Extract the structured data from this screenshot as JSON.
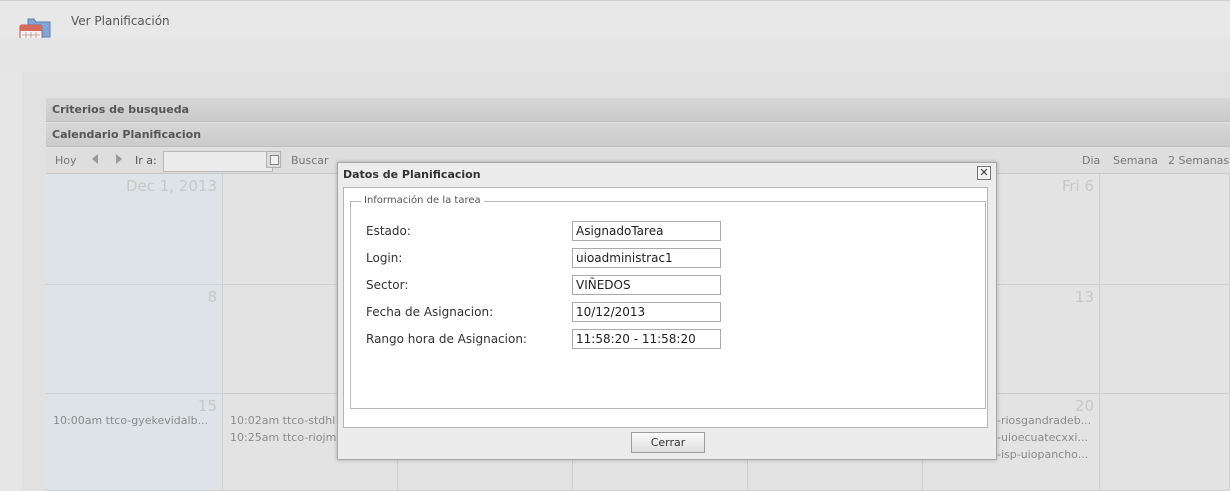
{
  "page": {
    "title": "Ver Planificación"
  },
  "panels": {
    "search_criteria": "Criterios de busqueda",
    "calendar_title": "Calendario Planificacion"
  },
  "toolbar": {
    "today": "Hoy",
    "goto_label": "Ir a:",
    "goto_value": "",
    "search": "Buscar",
    "views": [
      "Dia",
      "Semana",
      "2 Semanas"
    ]
  },
  "calendar": {
    "visible_day_labels": [
      "Dec 1, 2013",
      "Fri 6",
      "8",
      "13",
      "15",
      "20"
    ],
    "events": {
      "sun15": [
        "10:00am ttco-gyekevidalb..."
      ],
      "mon16": [
        "10:02am ttco-stdhl",
        "10:25am ttco-riojm"
      ],
      "fri20": [
        "-riosgandradeb...",
        "-uioecuatecxxi...",
        "-isp-uiopancho..."
      ]
    }
  },
  "dialog": {
    "title": "Datos de Planificacion",
    "section": "Información de la tarea",
    "fields": [
      {
        "label": "Estado:",
        "value": "AsignadoTarea"
      },
      {
        "label": "Login:",
        "value": "uioadministrac1"
      },
      {
        "label": "Sector:",
        "value": "VIÑEDOS"
      },
      {
        "label": "Fecha de Asignacion:",
        "value": "10/12/2013"
      },
      {
        "label": "Rango hora de Asignacion:",
        "value": "11:58:20 - 11:58:20"
      }
    ],
    "close_button": "Cerrar",
    "close_glyph": "✕"
  }
}
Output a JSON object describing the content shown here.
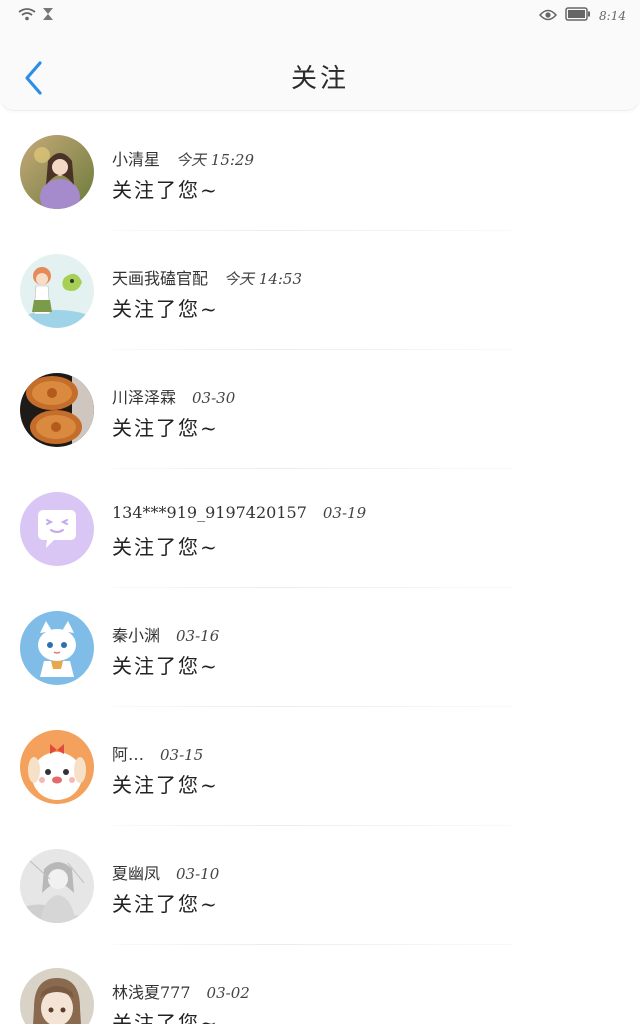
{
  "status_bar": {
    "time": "8:14",
    "icons": [
      "wifi-icon",
      "hourglass-icon",
      "eye-icon",
      "battery-icon"
    ]
  },
  "header": {
    "title": "关注",
    "back_icon": "chevron-left-icon",
    "accent_color": "#2b8fe8"
  },
  "follows": [
    {
      "name": "小清星",
      "time": "今天 15:29",
      "message": "关注了您~",
      "avatar": "photo-girl-purple"
    },
    {
      "name": "天画我磕官配",
      "time": "今天 14:53",
      "message": "关注了您~",
      "avatar": "anime-girl-dragon"
    },
    {
      "name": "川泽泽霖",
      "time": "03-30",
      "message": "关注了您~",
      "avatar": "mooncakes"
    },
    {
      "name": "134***919_9197420157",
      "time": "03-19",
      "message": "关注了您~",
      "avatar": "default-chat-bubble"
    },
    {
      "name": "秦小渊",
      "time": "03-16",
      "message": "关注了您~",
      "avatar": "anime-cat-blue"
    },
    {
      "name": "阿…",
      "time": "03-15",
      "message": "关注了您~",
      "avatar": "cartoon-dog-bow"
    },
    {
      "name": "夏幽凤",
      "time": "03-10",
      "message": "关注了您~",
      "avatar": "sketch-grey"
    },
    {
      "name": "林浅夏777",
      "time": "03-02",
      "message": "关注了您~",
      "avatar": "anime-girl-brown-hair"
    }
  ]
}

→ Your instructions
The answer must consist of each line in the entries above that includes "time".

→ Written solution
    "time": "8:14",
      "time": "今天 15:29",
      "time": "今天 14:53",
      "time": "03-30",
      "time": "03-19",
      "time": "03-16",
      "time": "03-15",
      "time": "03-10",
      "time": "03-02",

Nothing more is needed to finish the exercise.